“In North Africa, the 2001 disastrous flood in northern Algeria resulted in about 800 deaths and an economic loss of about $400 million. In Mozambique, the 2000 flood (worsened by two cyclones) caused 800 deaths and affected almost 2 million people of which about 1 million needed food, 329,000 people were displaced and agricultural production land was destroyed.”
For the last few years, temperatures in the otherwise known cold temperature zones on the planet earth are rather experiencing soaring temperatures. The previous four years have recorded the hottest temperatures in certain parts of Europe and Africa, whiles those known for hot temperatures are recording rather low-temperature figures.
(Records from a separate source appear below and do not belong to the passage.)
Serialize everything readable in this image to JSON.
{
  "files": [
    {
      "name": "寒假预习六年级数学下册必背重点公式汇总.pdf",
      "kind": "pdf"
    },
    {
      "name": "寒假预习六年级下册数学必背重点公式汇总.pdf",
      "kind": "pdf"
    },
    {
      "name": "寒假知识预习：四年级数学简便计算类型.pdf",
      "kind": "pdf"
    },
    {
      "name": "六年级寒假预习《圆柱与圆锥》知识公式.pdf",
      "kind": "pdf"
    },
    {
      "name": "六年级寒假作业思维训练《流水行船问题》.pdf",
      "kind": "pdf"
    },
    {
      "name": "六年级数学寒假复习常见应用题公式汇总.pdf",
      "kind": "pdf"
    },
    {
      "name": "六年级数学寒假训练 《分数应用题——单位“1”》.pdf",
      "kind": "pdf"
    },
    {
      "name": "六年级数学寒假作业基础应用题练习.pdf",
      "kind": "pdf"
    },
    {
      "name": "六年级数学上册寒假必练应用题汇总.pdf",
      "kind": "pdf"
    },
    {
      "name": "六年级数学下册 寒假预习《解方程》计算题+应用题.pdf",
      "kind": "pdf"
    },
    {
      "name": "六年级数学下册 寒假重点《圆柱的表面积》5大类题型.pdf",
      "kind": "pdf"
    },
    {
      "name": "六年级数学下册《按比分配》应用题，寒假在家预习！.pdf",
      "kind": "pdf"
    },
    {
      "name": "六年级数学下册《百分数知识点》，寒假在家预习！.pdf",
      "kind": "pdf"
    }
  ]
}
Climate change impact is being felt worldwide and, in some cases, with devastating effects. “Climate change is disrupting national economies, costing us dearly today and even more tomorrow. But there is a growing recognition that affordable, scalable solutions are available now that will enable us all to leapfrog to cleaner, more resilient economies.”
Already, Ghana has experienced its fair share of devastating effects of climate change, with the three northern regions most affected. In recent times, many people have died through heavy rains and flooding.
The most affected sectors in Ghana include the economic, social, and infrastructural groups. The cumulative effects on these sectors determine the impacts and vulnerabilities of various livelihood groups and places in the country.”
Ghana’s climate change situation is anticipated to affect socio-economic infrastructures such as roads, water resources, energy supplies, crop production and food security.
These are the repro effects of the smoking cars on the roads, the burning vehicle tyres used for various commercial activities such as preparation of meat, indiscriminate dumping of refuse, excessive felling of trees, all forms of mining activities, the releasing of carbon into the atmosphere, the use of atmospheric unfriendly electronic and electrical gadgets. waste management, illegal, logging, deforestation, noise, water and air pollution have been potent agents in the destruction of valuable natural protective elements like the ozone layer
For now, there is no antidote to the trend. Climate change matters are worsening by the day Governments and other international organisations such as the United Nations are just struggling to halt or at best, minimise it.
This year alone, several climate change summits have taken place around the globe. Such delivers a significant step up in national ambition and private sector action on the pathway to the critical 2020 climate deadline.
The recent world meeting in Egypt was another big one to deliberate on measures to curb the alarming rate of climate deterioration on this planet.
The outcome of COP27 is a compromise. It reflects the interests, the contradictions and the state of political will in the world today. It is an important step, but it is not enough,” UN Secretary-General António Guterres said after the conference.
As pressure mounts for urgent climate action, UN Secretary-General António Guterres issued a global roadmap to achieve a radical transformation of energy access and transition by 2030, while also contributing to net zero emissions by 2050.
Here in Ghana, a more pragmatic measure supported by a meaningful national policy must be in place to check the unprecedented and alarming trend of climate change. This must be done urgently or we as a people face the very looming and unpleasant consequence of climate change. This is because the handwriting is so clear on the wall, and we must act now.
The urgent need for us to make the world a better place than we met is now more relevant than ever. To end issues of climate change, there is an urgent need to exhibit a commitment to this cause. It cannot be all talking the actions are more important.
BY NANA SIFA TWUM (PHD)